Dataset entries
--
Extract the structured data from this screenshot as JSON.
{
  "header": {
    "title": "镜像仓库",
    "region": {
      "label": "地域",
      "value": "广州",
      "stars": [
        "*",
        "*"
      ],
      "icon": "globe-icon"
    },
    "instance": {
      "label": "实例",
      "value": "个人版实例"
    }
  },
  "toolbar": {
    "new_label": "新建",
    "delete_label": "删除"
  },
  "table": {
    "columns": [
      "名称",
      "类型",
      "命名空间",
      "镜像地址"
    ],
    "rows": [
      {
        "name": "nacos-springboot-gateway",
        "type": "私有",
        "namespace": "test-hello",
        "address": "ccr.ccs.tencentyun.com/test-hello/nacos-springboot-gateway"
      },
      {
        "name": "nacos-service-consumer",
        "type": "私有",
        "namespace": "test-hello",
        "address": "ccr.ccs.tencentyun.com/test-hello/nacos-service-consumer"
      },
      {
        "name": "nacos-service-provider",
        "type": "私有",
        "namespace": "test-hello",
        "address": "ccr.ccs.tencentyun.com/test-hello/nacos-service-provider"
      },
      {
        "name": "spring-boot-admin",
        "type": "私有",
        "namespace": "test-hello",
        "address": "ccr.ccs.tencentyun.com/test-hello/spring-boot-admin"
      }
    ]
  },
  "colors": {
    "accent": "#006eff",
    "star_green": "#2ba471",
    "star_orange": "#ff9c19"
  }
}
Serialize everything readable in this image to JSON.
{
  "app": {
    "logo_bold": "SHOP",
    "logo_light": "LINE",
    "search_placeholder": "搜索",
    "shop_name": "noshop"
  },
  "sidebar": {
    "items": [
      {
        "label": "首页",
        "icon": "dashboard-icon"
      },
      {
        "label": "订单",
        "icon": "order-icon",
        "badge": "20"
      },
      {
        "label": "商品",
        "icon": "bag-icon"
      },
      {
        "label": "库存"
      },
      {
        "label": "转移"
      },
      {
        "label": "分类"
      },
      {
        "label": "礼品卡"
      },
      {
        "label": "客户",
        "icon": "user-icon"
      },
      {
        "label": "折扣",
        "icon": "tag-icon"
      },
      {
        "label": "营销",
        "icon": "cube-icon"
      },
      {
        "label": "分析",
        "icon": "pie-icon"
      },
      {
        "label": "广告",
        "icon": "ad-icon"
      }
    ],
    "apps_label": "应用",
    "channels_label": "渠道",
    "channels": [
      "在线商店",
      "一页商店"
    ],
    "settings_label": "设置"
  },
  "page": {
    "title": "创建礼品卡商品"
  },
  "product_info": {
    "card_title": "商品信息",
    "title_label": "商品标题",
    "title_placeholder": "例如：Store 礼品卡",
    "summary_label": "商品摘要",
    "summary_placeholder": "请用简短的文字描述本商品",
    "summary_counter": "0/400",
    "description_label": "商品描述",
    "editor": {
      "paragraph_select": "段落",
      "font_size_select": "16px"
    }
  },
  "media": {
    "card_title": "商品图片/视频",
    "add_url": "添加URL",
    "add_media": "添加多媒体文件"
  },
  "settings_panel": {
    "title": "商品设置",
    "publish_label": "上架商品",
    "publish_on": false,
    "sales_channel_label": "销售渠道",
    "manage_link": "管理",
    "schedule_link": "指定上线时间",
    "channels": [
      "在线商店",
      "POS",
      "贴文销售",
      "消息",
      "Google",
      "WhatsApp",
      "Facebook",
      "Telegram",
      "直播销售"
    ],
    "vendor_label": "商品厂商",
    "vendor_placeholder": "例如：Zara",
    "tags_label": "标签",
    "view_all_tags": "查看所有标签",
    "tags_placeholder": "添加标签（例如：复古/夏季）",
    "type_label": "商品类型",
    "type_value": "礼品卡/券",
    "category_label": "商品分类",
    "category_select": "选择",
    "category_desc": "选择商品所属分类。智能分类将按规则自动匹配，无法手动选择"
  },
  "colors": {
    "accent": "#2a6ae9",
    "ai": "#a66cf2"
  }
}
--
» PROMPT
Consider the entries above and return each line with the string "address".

» EXERCISE OUTPUT
        "address": "ccr.ccs.tencentyun.com/test-hello/nacos-springboot-gateway"
        "address": "ccr.ccs.tencentyun.com/test-hello/nacos-service-consumer"
        "address": "ccr.ccs.tencentyun.com/test-hello/nacos-service-provider"
        "address": "ccr.ccs.tencentyun.com/test-hello/spring-boot-admin"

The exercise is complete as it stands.